    • Proposed as answer by BunnyOlesen Saturday, June 14, 2014 10:12 PM
    Monday, August 19, 2013 6:34 PM
  • I have the exact same problem described on this thread.  The only difference being that I have 6 DC's in my environment and only the 2 DC's that have FSMO roles split between the two are experiencing the same CPU up/down spikes.  I have noticed that the up/down spikes have started at the beginning of the month which led me to believe it was one of the MS Security patches (since I installed them at this time).  However, even after the removal of all the MS Security patches installed at that time, I'm still getting the same CPU spike.  Please help!  


    Thursday, September 12, 2013 10:10 PM
  • I finally figured out my issue... The event log was being overloaded by Windows Security Audits from a new firewall that was brought online without my knowledge.   This firewall had an LDAP feature turned on to resolve IP to hostnames.  If you come across CPU spikes described in this thread, make sure you (or someone else) didn't add any sw/hw that points to your DC.  

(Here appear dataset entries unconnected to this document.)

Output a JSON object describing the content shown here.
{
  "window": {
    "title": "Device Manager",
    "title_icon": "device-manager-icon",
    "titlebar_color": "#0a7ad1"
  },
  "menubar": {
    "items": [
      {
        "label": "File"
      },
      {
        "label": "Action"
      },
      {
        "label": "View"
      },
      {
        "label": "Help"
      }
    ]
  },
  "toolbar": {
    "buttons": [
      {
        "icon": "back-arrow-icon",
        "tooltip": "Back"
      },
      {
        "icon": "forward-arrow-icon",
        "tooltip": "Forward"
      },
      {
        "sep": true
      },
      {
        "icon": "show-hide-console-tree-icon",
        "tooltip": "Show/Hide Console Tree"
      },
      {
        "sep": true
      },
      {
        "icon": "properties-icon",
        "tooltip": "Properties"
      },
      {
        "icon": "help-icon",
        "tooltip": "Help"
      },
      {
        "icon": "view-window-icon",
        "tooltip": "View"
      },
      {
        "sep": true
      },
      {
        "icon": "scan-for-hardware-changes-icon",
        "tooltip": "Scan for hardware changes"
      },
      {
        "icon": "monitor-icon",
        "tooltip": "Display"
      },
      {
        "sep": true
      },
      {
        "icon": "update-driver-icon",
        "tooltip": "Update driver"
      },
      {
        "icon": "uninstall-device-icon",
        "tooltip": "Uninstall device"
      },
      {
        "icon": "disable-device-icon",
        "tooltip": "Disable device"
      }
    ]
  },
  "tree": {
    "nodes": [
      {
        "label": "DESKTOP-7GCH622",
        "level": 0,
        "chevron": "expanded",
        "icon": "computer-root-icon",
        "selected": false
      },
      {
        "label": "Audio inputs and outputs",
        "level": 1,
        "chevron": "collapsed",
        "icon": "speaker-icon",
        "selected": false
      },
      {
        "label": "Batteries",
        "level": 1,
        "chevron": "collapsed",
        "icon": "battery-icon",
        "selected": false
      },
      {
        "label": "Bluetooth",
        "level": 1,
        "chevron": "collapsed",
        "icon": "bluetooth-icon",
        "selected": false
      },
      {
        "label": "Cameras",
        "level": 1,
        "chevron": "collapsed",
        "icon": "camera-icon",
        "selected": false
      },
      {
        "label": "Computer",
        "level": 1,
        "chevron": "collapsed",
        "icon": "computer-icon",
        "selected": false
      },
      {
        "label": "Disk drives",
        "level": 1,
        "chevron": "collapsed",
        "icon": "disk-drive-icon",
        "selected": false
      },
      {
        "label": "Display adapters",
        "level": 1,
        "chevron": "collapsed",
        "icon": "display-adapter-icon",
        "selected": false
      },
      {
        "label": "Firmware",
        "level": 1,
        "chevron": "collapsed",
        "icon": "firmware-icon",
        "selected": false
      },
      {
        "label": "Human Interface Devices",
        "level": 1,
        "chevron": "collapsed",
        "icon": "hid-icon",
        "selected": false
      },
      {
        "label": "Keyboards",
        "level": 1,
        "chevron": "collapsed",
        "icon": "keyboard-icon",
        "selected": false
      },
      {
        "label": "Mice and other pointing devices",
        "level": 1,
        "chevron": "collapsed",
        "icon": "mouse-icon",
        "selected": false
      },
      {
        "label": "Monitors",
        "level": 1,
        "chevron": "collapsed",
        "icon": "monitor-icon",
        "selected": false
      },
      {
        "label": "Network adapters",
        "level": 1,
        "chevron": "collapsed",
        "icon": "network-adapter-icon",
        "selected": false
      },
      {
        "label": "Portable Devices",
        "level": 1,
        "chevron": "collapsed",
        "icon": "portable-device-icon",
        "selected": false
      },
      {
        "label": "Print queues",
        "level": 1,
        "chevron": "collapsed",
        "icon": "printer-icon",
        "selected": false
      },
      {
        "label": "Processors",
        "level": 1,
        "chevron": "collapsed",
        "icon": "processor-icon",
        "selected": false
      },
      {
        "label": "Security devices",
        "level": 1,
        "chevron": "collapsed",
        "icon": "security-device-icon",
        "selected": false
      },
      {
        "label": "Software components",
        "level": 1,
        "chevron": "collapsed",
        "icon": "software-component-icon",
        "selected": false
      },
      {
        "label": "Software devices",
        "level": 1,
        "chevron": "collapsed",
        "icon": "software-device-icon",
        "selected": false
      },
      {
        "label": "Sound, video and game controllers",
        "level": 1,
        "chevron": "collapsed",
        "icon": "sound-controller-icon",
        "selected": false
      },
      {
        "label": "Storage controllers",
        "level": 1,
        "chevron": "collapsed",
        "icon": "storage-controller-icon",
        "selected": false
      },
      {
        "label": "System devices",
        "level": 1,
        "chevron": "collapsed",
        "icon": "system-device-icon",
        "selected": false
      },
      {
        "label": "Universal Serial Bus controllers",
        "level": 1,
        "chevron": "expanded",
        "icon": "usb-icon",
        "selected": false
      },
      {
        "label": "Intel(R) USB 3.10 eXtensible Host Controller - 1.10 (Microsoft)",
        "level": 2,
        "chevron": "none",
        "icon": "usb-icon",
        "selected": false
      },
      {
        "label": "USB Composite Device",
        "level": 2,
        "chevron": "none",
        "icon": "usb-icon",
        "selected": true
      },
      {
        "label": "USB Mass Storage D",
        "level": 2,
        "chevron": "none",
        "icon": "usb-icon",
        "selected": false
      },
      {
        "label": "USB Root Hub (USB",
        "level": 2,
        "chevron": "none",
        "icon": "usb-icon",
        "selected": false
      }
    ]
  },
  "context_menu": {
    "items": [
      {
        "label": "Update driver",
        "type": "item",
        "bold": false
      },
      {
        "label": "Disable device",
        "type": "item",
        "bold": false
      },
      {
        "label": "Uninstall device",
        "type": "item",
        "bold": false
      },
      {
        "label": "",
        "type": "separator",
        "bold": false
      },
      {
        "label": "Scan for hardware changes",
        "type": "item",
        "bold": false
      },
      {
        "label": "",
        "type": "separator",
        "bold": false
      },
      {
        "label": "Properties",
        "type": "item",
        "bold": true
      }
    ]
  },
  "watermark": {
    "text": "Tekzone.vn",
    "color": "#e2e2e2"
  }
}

    • Marked as answer by TonyIMG Tuesday, October 08, 2013 12:01 PM
    Tuesday, September 17, 2013 11:35 PM
  • Thank you for your response.  We actually did replace our firewall not too long ago - traded out a Cisco for a Palo Alto.  I'll have to go back and see if the dates correlate.  What did you see in particular in your event log that led you to this?  I am not seeing anything that necessarily stands out in ours.
    Thursday, October 03, 2013 9:11 PM
  • It was the same issue for us.  Our Palo Alto firewalls monitor the server security logs.  It was originally set to poll every 2 seconds.  We increased that timer.  It still spikes the CPU when it does that but it is much less frequent.
    Tuesday, October 08, 2013 12:00 PM
  • Our FW that was causing the issue was a Palo Alto device as well.  I first noticed a real noticeable lag in internet speed.  I originally thought it was the fw but after a reboot the DNS server, Internet access was re-established.  I then noticed a considerably system lag on the DC and thats when i realized the CPU usage was very unusual.  I discovered the process causing the slowness but it wasn't until a few days later I realized the PAN FW was the culprit.  

    Tuesday, October 08, 2013 6:44 PM
  • Out of curiosity, since yours is a Palo Alto as well, what in particular did you do to resolve the issue?  Polling of the security logs is something that we want so we turned down the frequency.  It would be nice if it did would stop spiking the CPU completely but I am not sure if that is possible with that feature.

    Wednesday, October 09, 2013 11:42 AM
  • The PA unit was a demo that had ldap enabled.  We were going to disable ldap but decided to just shut down the unit instead. 
    Tuesday, October 15, 2013 5:32 PM